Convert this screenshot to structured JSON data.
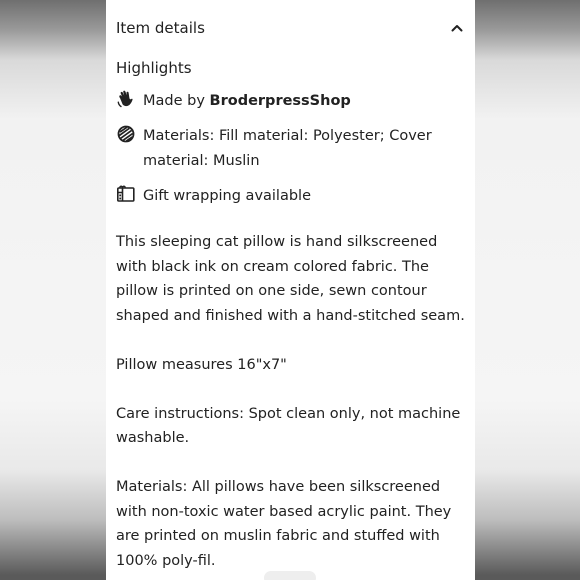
{
  "section": {
    "title": "Item details",
    "collapse_icon": "chevron-up-icon"
  },
  "highlights": {
    "title": "Highlights",
    "items": [
      {
        "icon": "hand-wave-icon",
        "prefix": "Made by ",
        "strong": "BroderpressShop"
      },
      {
        "icon": "materials-icon",
        "text": "Materials: Fill material: Polyester; Cover material: Muslin"
      },
      {
        "icon": "gift-icon",
        "text": "Gift wrapping available"
      }
    ]
  },
  "description": [
    "This sleeping cat pillow is hand silkscreened with black ink on cream colored fabric. The pillow is printed on one side, sewn contour shaped and finished with a hand-stitched seam.",
    "Pillow measures 16\"x7\"",
    "Care instructions: Spot clean only, not machine washable.",
    "Materials: All pillows have been silkscreened with non-toxic water based acrylic paint. They are printed on muslin fabric and stuffed with 100% poly-fil."
  ]
}
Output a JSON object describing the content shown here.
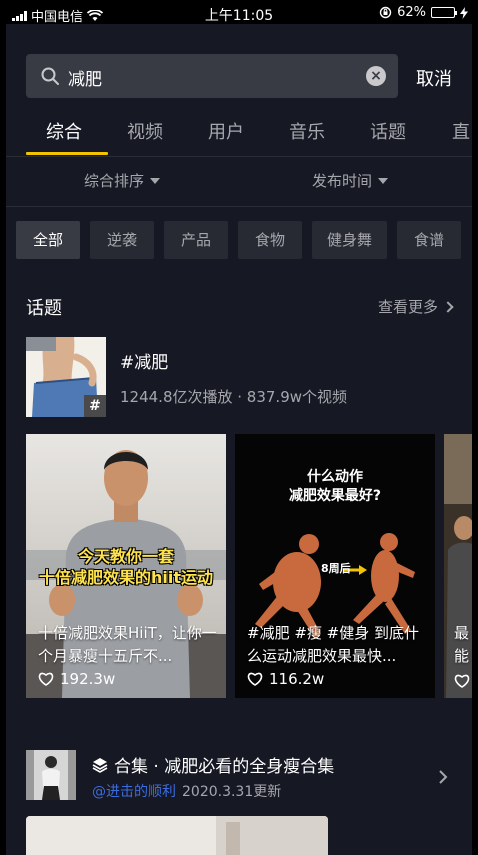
{
  "status_bar": {
    "carrier": "中国电信",
    "time": "上午11:05",
    "battery_percent": "62%",
    "battery_level": 0.62
  },
  "search": {
    "query": "减肥",
    "cancel_label": "取消"
  },
  "tabs": [
    "综合",
    "视频",
    "用户",
    "音乐",
    "话题",
    "直"
  ],
  "sort": {
    "left": "综合排序",
    "right": "发布时间"
  },
  "chips": [
    "全部",
    "逆袭",
    "产品",
    "食物",
    "健身舞",
    "食谱"
  ],
  "topics_section": {
    "title": "话题",
    "see_more": "查看更多"
  },
  "topic": {
    "name": "#减肥",
    "stats": "1244.8亿次播放 · 837.9w个视频",
    "badge": "#"
  },
  "videos": [
    {
      "overlay_caption": "今天教你一套\n十倍减肥效果的hiit运动",
      "description": "十倍减肥效果HiiT，让你一个月暴瘦十五斤不...",
      "likes": "192.3w"
    },
    {
      "overlay_caption": "什么动作\n减肥效果最好?",
      "overlay_label": "8周后",
      "description": "#减肥 #瘦 #健身 到底什么运动减肥效果最快...",
      "likes": "116.2w"
    },
    {
      "description": "最能",
      "likes": ""
    }
  ],
  "collection": {
    "title": "合集 · 减肥必看的全身瘦合集",
    "author": "@进击的顺利",
    "date": "2020.3.31更新"
  },
  "colors": {
    "background": "#161823",
    "accent": "#f5c400",
    "link": "#3d6ce0",
    "muted_text": "#a6a7ad"
  }
}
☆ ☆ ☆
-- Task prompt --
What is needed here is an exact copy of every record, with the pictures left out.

-- Reply --
Convert this screenshot to structured JSON data.
{
  "section": {
    "title": "Item details",
    "collapse_icon": "chevron-up-icon"
  },
  "highlights": {
    "title": "Highlights",
    "items": [
      {
        "icon": "hand-wave-icon",
        "prefix": "Made by ",
        "strong": "BroderpressShop"
      },
      {
        "icon": "materials-icon",
        "text": "Materials: Fill material: Polyester; Cover material: Muslin"
      },
      {
        "icon": "gift-icon",
        "text": "Gift wrapping available"
      }
    ]
  },
  "description": [
    "This sleeping cat pillow is hand silkscreened with black ink on cream colored fabric. The pillow is printed on one side, sewn contour shaped and finished with a hand-stitched seam.",
    "Pillow measures 16\"x7\"",
    "Care instructions: Spot clean only, not machine washable.",
    "Materials: All pillows have been silkscreened with non-toxic water based acrylic paint. They are printed on muslin fabric and stuffed with 100% poly-fil."
  ]
}
Output a JSON object describing the content shown here.
{
  "status_bar": {
    "carrier": "中国电信",
    "time": "上午11:05",
    "battery_percent": "62%",
    "battery_level": 0.62
  },
  "search": {
    "query": "减肥",
    "cancel_label": "取消"
  },
  "tabs": [
    "综合",
    "视频",
    "用户",
    "音乐",
    "话题",
    "直"
  ],
  "sort": {
    "left": "综合排序",
    "right": "发布时间"
  },
  "chips": [
    "全部",
    "逆袭",
    "产品",
    "食物",
    "健身舞",
    "食谱"
  ],
  "topics_section": {
    "title": "话题",
    "see_more": "查看更多"
  },
  "topic": {
    "name": "#减肥",
    "stats": "1244.8亿次播放 · 837.9w个视频",
    "badge": "#"
  },
  "videos": [
    {
      "overlay_caption": "今天教你一套\n十倍减肥效果的hiit运动",
      "description": "十倍减肥效果HiiT，让你一个月暴瘦十五斤不...",
      "likes": "192.3w"
    },
    {
      "overlay_caption": "什么动作\n减肥效果最好?",
      "overlay_label": "8周后",
      "description": "#减肥 #瘦 #健身 到底什么运动减肥效果最快...",
      "likes": "116.2w"
    },
    {
      "description": "最能",
      "likes": ""
    }
  ],
  "collection": {
    "title": "合集 · 减肥必看的全身瘦合集",
    "author": "@进击的顺利",
    "date": "2020.3.31更新"
  },
  "colors": {
    "background": "#161823",
    "accent": "#f5c400",
    "link": "#3d6ce0",
    "muted_text": "#a6a7ad"
  }
}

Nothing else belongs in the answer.